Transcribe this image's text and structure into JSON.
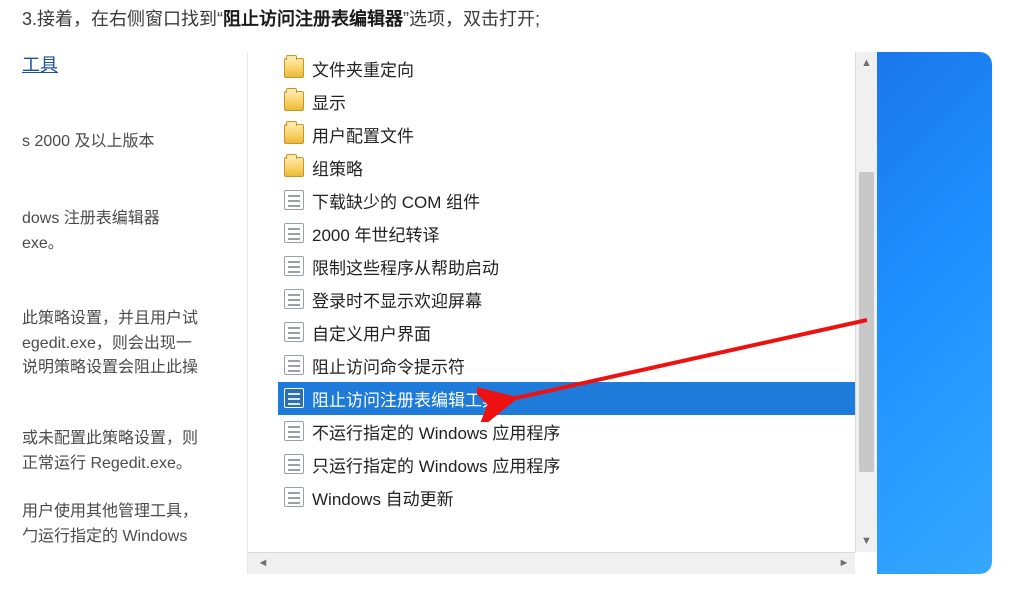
{
  "instruction": {
    "prefix": "3.接着，在右侧窗口找到“",
    "bold": "阻止访问注册表编辑器",
    "suffix": "”选项，双击打开;"
  },
  "left_panel": {
    "link_fragment": "工具",
    "line1": "s 2000 及以上版本",
    "line2a": "dows 注册表编辑器",
    "line2b": "exe。",
    "line3a": "此策略设置，并且用户试",
    "line3b": "egedit.exe，则会出现一",
    "line3c": "说明策略设置会阻止此操",
    "line4a": "或未配置此策略设置，则",
    "line4b": "正常运行 Regedit.exe。",
    "line5a": "用户使用其他管理工具，",
    "line5b": "勹运行指定的 Windows"
  },
  "gp_items": [
    {
      "type": "folder",
      "label": "文件夹重定向"
    },
    {
      "type": "folder",
      "label": "显示"
    },
    {
      "type": "folder",
      "label": "用户配置文件"
    },
    {
      "type": "folder",
      "label": "组策略"
    },
    {
      "type": "setting",
      "label": "下载缺少的 COM 组件"
    },
    {
      "type": "setting",
      "label": "2000 年世纪转译"
    },
    {
      "type": "setting",
      "label": "限制这些程序从帮助启动"
    },
    {
      "type": "setting",
      "label": "登录时不显示欢迎屏幕"
    },
    {
      "type": "setting",
      "label": "自定义用户界面"
    },
    {
      "type": "setting",
      "label": "阻止访问命令提示符"
    },
    {
      "type": "setting",
      "label": "阻止访问注册表编辑工具",
      "selected": true
    },
    {
      "type": "setting",
      "label": "不运行指定的 Windows 应用程序"
    },
    {
      "type": "setting",
      "label": "只运行指定的 Windows 应用程序"
    },
    {
      "type": "setting",
      "label": "Windows 自动更新"
    }
  ]
}
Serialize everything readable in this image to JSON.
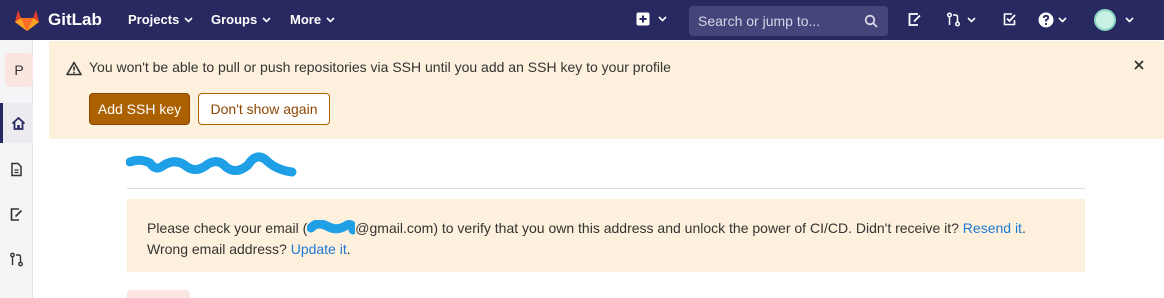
{
  "navbar": {
    "brand": "GitLab",
    "links": {
      "projects": "Projects",
      "groups": "Groups",
      "more": "More"
    },
    "search_placeholder": "Search or jump to...",
    "icons": [
      "plus-square-icon",
      "chevron-down-icon",
      "search-icon",
      "issues-icon",
      "merge-request-icon",
      "todo-check-icon",
      "help-icon",
      "avatar"
    ]
  },
  "sidebar": {
    "project_initial": "P",
    "items": [
      "home-icon",
      "document-icon",
      "issues-icon",
      "merge-request-icon"
    ]
  },
  "ssh_banner": {
    "message": "You won't be able to pull or push repositories via SSH until you add an SSH key to your profile",
    "add_button": "Add SSH key",
    "dismiss_button": "Don't show again"
  },
  "email_alert": {
    "prefix": "Please check your email (",
    "email_suffix": "@gmail.com",
    "middle": ") to verify that you own this address and unlock the power of CI/CD. Didn't receive it?",
    "resend_link": "Resend it",
    "after_resend": ".",
    "wrong_email": "Wrong email address?",
    "update_link": "Update it",
    "after_update": "."
  },
  "colors": {
    "navbar_bg": "#292961",
    "banner_bg": "#fdf1dd",
    "primary_button": "#ab6100",
    "link": "#1f78d1",
    "redaction": "#1fa0e6"
  }
}
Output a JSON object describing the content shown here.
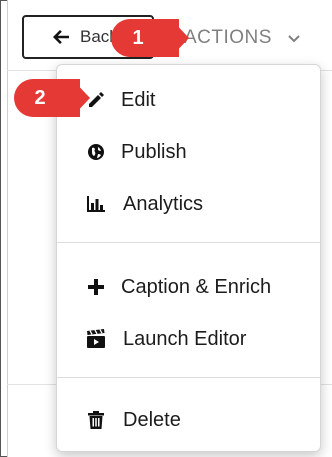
{
  "header": {
    "back_label": "Back",
    "actions_label": "ACTIONS"
  },
  "badges": {
    "step1": "1",
    "step2": "2"
  },
  "menu": {
    "items": [
      {
        "label": "Edit",
        "icon": "pencil-icon"
      },
      {
        "label": "Publish",
        "icon": "globe-icon"
      },
      {
        "label": "Analytics",
        "icon": "bar-chart-icon"
      },
      {
        "label": "Caption & Enrich",
        "icon": "plus-icon"
      },
      {
        "label": "Launch Editor",
        "icon": "clapperboard-icon"
      },
      {
        "label": "Delete",
        "icon": "trash-icon"
      }
    ]
  },
  "colors": {
    "badge": "#e53935",
    "actions_text": "#808080",
    "menu_text": "#1c1c1c"
  }
}
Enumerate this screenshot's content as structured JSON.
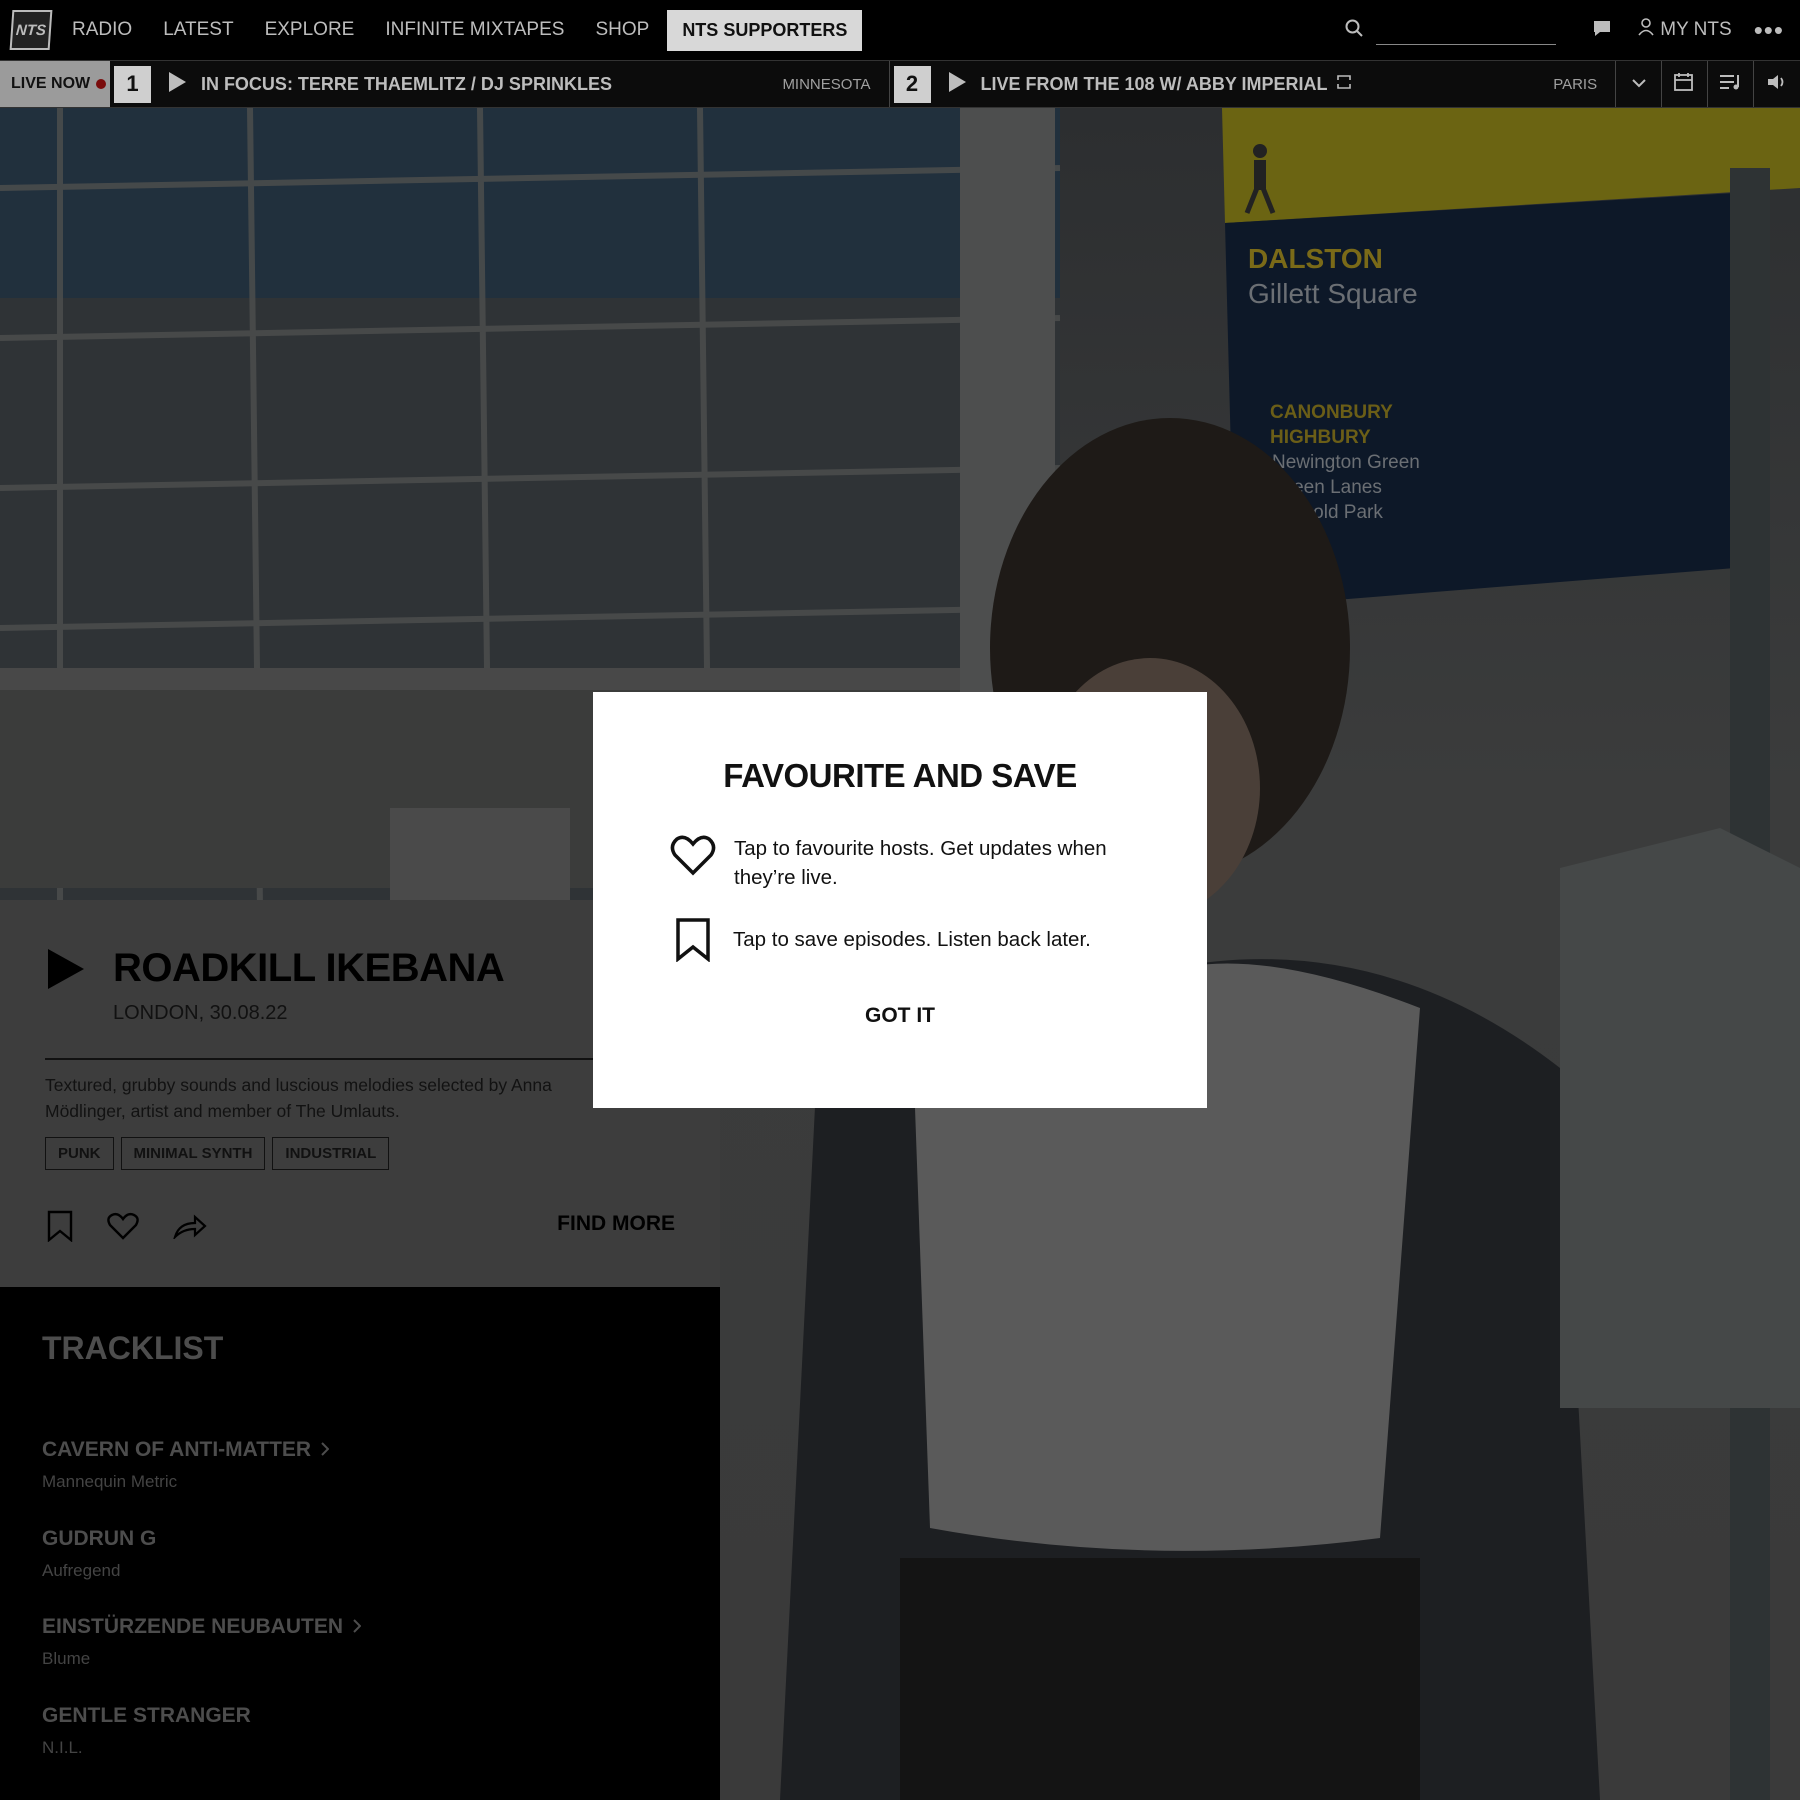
{
  "nav": {
    "logo": "NTS",
    "links": [
      "RADIO",
      "LATEST",
      "EXPLORE",
      "INFINITE MIXTAPES",
      "SHOP"
    ],
    "supporters": "NTS SUPPORTERS",
    "search_placeholder": "",
    "my_nts": "MY NTS"
  },
  "live": {
    "label": "LIVE NOW",
    "channels": [
      {
        "number": "1",
        "title": "IN FOCUS: TERRE THAEMLITZ / DJ SPRINKLES",
        "location": "MINNESOTA"
      },
      {
        "number": "2",
        "title": "LIVE FROM THE 108 W/ ABBY IMPERIAL",
        "location": "PARIS"
      }
    ]
  },
  "hero": {
    "sign_title": "DALSTON",
    "sign_subtitle": "Gillett Square",
    "sign_lines": [
      "CANONBURY",
      "HIGHBURY",
      "Newington Green",
      "Green Lanes",
      "Clissold Park"
    ]
  },
  "episode": {
    "title": "ROADKILL IKEBANA",
    "subtitle": "LONDON, 30.08.22",
    "description": "Textured, grubby sounds and luscious melodies selected by Anna Mödlinger, artist and member of The Umlauts.",
    "tags": [
      "PUNK",
      "MINIMAL SYNTH",
      "INDUSTRIAL"
    ],
    "find_more": "FIND MORE"
  },
  "tracklist": {
    "heading": "TRACKLIST",
    "tracks": [
      {
        "artist": "CAVERN OF ANTI-MATTER",
        "title": "Mannequin Metric",
        "has_link": true
      },
      {
        "artist": "GUDRUN G",
        "title": "Aufregend",
        "has_link": false
      },
      {
        "artist": "EINSTÜRZENDE NEUBAUTEN",
        "title": "Blume",
        "has_link": true
      },
      {
        "artist": "GENTLE STRANGER",
        "title": "N.I.L.",
        "has_link": false
      }
    ]
  },
  "modal": {
    "title": "FAVOURITE AND SAVE",
    "favourite_text": "Tap to favourite hosts. Get updates when they’re live.",
    "save_text": "Tap to save episodes. Listen back later.",
    "button": "GOT IT"
  },
  "colors": {
    "overlay_dim": "#000000",
    "modal_bg": "#ffffff",
    "sign_yellow": "#b8a313",
    "sign_blue": "#101c2e",
    "live_dot": "#7a0c0c"
  }
}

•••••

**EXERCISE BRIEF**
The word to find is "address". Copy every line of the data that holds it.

**WRITTEN ANSWER**
    "middle": ") to verify that you own this address and unlock the power of CI/CD. Didn't receive it?",
    "wrong_email": "Wrong email address?",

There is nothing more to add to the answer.